_TASK STATEMENT_.
Repeat the data. Keep each line identical.

_RECORD EXTRACTS_.
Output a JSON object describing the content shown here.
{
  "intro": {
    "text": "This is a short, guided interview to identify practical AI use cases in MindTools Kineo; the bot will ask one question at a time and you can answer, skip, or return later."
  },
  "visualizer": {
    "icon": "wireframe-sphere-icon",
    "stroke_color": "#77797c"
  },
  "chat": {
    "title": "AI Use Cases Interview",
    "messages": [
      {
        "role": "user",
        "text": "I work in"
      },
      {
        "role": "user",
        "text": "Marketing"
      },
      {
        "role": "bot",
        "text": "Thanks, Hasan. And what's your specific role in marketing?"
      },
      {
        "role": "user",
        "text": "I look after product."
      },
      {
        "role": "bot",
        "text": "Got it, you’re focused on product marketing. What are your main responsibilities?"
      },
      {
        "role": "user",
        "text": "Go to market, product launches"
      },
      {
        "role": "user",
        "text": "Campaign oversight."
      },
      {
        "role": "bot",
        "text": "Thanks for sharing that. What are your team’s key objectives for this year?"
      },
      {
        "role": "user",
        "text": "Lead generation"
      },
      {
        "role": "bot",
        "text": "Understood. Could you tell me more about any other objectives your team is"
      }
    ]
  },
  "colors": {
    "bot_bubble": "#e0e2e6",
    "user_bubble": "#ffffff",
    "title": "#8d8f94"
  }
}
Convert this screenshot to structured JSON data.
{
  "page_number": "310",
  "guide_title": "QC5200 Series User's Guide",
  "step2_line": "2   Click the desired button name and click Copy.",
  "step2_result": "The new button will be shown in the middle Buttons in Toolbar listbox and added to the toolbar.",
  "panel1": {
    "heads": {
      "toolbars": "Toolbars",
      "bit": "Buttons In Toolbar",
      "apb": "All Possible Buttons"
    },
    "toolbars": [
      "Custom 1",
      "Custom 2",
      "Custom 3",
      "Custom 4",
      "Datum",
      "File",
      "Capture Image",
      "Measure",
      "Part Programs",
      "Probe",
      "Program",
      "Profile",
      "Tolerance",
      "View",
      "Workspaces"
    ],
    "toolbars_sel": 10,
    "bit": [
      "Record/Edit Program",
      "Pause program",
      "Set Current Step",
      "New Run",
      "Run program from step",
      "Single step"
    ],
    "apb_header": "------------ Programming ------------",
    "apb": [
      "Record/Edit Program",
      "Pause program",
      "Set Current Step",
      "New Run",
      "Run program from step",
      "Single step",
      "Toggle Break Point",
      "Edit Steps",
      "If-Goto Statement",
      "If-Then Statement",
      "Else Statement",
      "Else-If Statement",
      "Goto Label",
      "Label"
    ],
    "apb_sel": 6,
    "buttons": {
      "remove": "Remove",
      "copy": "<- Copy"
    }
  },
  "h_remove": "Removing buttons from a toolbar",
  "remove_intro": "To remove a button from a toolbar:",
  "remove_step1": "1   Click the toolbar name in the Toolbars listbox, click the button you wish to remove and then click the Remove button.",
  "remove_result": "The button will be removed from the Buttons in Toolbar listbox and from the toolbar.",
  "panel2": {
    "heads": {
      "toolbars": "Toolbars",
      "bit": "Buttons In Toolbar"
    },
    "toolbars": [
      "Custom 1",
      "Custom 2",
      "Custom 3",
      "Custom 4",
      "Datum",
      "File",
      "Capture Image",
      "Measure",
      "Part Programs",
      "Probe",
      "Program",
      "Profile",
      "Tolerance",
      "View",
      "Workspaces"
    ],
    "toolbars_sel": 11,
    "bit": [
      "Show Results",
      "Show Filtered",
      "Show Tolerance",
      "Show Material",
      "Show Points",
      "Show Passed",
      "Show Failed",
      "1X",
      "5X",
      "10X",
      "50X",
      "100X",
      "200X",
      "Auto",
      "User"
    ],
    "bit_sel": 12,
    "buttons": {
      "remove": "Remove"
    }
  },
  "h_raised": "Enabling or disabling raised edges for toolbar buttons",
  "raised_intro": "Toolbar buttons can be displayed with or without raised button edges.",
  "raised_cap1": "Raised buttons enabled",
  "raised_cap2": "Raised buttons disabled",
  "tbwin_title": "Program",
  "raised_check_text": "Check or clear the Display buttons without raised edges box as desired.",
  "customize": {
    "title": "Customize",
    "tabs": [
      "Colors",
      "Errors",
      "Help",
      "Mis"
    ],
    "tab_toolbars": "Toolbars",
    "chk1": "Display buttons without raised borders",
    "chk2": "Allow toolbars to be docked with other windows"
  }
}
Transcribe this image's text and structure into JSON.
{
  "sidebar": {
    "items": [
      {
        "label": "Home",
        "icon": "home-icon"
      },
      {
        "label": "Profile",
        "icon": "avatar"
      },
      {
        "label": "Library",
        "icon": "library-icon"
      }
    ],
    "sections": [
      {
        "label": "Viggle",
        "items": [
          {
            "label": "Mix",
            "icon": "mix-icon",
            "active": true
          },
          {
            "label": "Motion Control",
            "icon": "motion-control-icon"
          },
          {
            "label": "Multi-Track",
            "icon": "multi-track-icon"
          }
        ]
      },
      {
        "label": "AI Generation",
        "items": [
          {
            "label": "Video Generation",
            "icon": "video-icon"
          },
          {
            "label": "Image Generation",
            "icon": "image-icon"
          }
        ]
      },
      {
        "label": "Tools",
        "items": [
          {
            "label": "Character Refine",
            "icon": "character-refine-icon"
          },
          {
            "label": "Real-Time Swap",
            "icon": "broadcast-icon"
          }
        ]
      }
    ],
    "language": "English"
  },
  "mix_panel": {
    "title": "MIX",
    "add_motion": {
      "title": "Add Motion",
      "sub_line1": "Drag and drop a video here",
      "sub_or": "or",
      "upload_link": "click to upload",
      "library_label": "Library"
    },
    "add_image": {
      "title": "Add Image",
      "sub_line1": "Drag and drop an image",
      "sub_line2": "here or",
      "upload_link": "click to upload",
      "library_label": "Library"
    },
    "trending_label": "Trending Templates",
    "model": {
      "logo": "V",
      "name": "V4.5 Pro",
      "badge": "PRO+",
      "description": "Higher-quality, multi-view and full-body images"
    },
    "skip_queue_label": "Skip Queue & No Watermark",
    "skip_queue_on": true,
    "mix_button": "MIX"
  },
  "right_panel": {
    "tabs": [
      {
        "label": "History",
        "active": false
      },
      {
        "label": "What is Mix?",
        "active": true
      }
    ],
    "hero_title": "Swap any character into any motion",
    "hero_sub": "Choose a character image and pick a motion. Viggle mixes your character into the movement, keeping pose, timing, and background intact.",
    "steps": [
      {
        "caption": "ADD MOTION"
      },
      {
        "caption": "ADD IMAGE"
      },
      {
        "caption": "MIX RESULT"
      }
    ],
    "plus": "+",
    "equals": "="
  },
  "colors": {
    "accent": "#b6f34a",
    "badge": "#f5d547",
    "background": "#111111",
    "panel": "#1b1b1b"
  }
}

_RESULT OF THIS EXERCISE_.
Output a JSON object describing the content shown here.
{
  "intro": {
    "text": "This is a short, guided interview to identify practical AI use cases in MindTools Kineo; the bot will ask one question at a time and you can answer, skip, or return later."
  },
  "visualizer": {
    "icon": "wireframe-sphere-icon",
    "stroke_color": "#77797c"
  },
  "chat": {
    "title": "AI Use Cases Interview",
    "messages": [
      {
        "role": "user",
        "text": "I work in"
      },
      {
        "role": "user",
        "text": "Marketing"
      },
      {
        "role": "bot",
        "text": "Thanks, Hasan. And what's your specific role in marketing?"
      },
      {
        "role": "user",
        "text": "I look after product."
      },
      {
        "role": "bot",
        "text": "Got it, you’re focused on product marketing. What are your main responsibilities?"
      },
      {
        "role": "user",
        "text": "Go to market, product launches"
      },
      {
        "role": "user",
        "text": "Campaign oversight."
      },
      {
        "role": "bot",
        "text": "Thanks for sharing that. What are your team’s key objectives for this year?"
      },
      {
        "role": "user",
        "text": "Lead generation"
      },
      {
        "role": "bot",
        "text": "Understood. Could you tell me more about any other objectives your team is"
      }
    ]
  },
  "colors": {
    "bot_bubble": "#e0e2e6",
    "user_bubble": "#ffffff",
    "title": "#8d8f94"
  }
}
Convert this screenshot to structured JSON data.
{
  "page_number": "310",
  "guide_title": "QC5200 Series User's Guide",
  "step2_line": "2   Click the desired button name and click Copy.",
  "step2_result": "The new button will be shown in the middle Buttons in Toolbar listbox and added to the toolbar.",
  "panel1": {
    "heads": {
      "toolbars": "Toolbars",
      "bit": "Buttons In Toolbar",
      "apb": "All Possible Buttons"
    },
    "toolbars": [
      "Custom 1",
      "Custom 2",
      "Custom 3",
      "Custom 4",
      "Datum",
      "File",
      "Capture Image",
      "Measure",
      "Part Programs",
      "Probe",
      "Program",
      "Profile",
      "Tolerance",
      "View",
      "Workspaces"
    ],
    "toolbars_sel": 10,
    "bit": [
      "Record/Edit Program",
      "Pause program",
      "Set Current Step",
      "New Run",
      "Run program from step",
      "Single step"
    ],
    "apb_header": "------------ Programming ------------",
    "apb": [
      "Record/Edit Program",
      "Pause program",
      "Set Current Step",
      "New Run",
      "Run program from step",
      "Single step",
      "Toggle Break Point",
      "Edit Steps",
      "If-Goto Statement",
      "If-Then Statement",
      "Else Statement",
      "Else-If Statement",
      "Goto Label",
      "Label"
    ],
    "apb_sel": 6,
    "buttons": {
      "remove": "Remove",
      "copy": "<- Copy"
    }
  },
  "h_remove": "Removing buttons from a toolbar",
  "remove_intro": "To remove a button from a toolbar:",
  "remove_step1": "1   Click the toolbar name in the Toolbars listbox, click the button you wish to remove and then click the Remove button.",
  "remove_result": "The button will be removed from the Buttons in Toolbar listbox and from the toolbar.",
  "panel2": {
    "heads": {
      "toolbars": "Toolbars",
      "bit": "Buttons In Toolbar"
    },
    "toolbars": [
      "Custom 1",
      "Custom 2",
      "Custom 3",
      "Custom 4",
      "Datum",
      "File",
      "Capture Image",
      "Measure",
      "Part Programs",
      "Probe",
      "Program",
      "Profile",
      "Tolerance",
      "View",
      "Workspaces"
    ],
    "toolbars_sel": 11,
    "bit": [
      "Show Results",
      "Show Filtered",
      "Show Tolerance",
      "Show Material",
      "Show Points",
      "Show Passed",
      "Show Failed",
      "1X",
      "5X",
      "10X",
      "50X",
      "100X",
      "200X",
      "Auto",
      "User"
    ],
    "bit_sel": 12,
    "buttons": {
      "remove": "Remove"
    }
  },
  "h_raised": "Enabling or disabling raised edges for toolbar buttons",
  "raised_intro": "Toolbar buttons can be displayed with or without raised button edges.",
  "raised_cap1": "Raised buttons enabled",
  "raised_cap2": "Raised buttons disabled",
  "tbwin_title": "Program",
  "raised_check_text": "Check or clear the Display buttons without raised edges box as desired.",
  "customize": {
    "title": "Customize",
    "tabs": [
      "Colors",
      "Errors",
      "Help",
      "Mis"
    ],
    "tab_toolbars": "Toolbars",
    "chk1": "Display buttons without raised borders",
    "chk2": "Allow toolbars to be docked with other windows"
  }
}
Transcribe this image's text and structure into JSON.
{
  "sidebar": {
    "items": [
      {
        "label": "Home",
        "icon": "home-icon"
      },
      {
        "label": "Profile",
        "icon": "avatar"
      },
      {
        "label": "Library",
        "icon": "library-icon"
      }
    ],
    "sections": [
      {
        "label": "Viggle",
        "items": [
          {
            "label": "Mix",
            "icon": "mix-icon",
            "active": true
          },
          {
            "label": "Motion Control",
            "icon": "motion-control-icon"
          },
          {
            "label": "Multi-Track",
            "icon": "multi-track-icon"
          }
        ]
      },
      {
        "label": "AI Generation",
        "items": [
          {
            "label": "Video Generation",
            "icon": "video-icon"
          },
          {
            "label": "Image Generation",
            "icon": "image-icon"
          }
        ]
      },
      {
        "label": "Tools",
        "items": [
          {
            "label": "Character Refine",
            "icon": "character-refine-icon"
          },
          {
            "label": "Real-Time Swap",
            "icon": "broadcast-icon"
          }
        ]
      }
    ],
    "language": "English"
  },
  "mix_panel": {
    "title": "MIX",
    "add_motion": {
      "title": "Add Motion",
      "sub_line1": "Drag and drop a video here",
      "sub_or": "or",
      "upload_link": "click to upload",
      "library_label": "Library"
    },
    "add_image": {
      "title": "Add Image",
      "sub_line1": "Drag and drop an image",
      "sub_line2": "here or",
      "upload_link": "click to upload",
      "library_label": "Library"
    },
    "trending_label": "Trending Templates",
    "model": {
      "logo": "V",
      "name": "V4.5 Pro",
      "badge": "PRO+",
      "description": "Higher-quality, multi-view and full-body images"
    },
    "skip_queue_label": "Skip Queue & No Watermark",
    "skip_queue_on": true,
    "mix_button": "MIX"
  },
  "right_panel": {
    "tabs": [
      {
        "label": "History",
        "active": false
      },
      {
        "label": "What is Mix?",
        "active": true
      }
    ],
    "hero_title": "Swap any character into any motion",
    "hero_sub": "Choose a character image and pick a motion. Viggle mixes your character into the movement, keeping pose, timing, and background intact.",
    "steps": [
      {
        "caption": "ADD MOTION"
      },
      {
        "caption": "ADD IMAGE"
      },
      {
        "caption": "MIX RESULT"
      }
    ],
    "plus": "+",
    "equals": "="
  },
  "colors": {
    "accent": "#b6f34a",
    "badge": "#f5d547",
    "background": "#111111",
    "panel": "#1b1b1b"
  }
}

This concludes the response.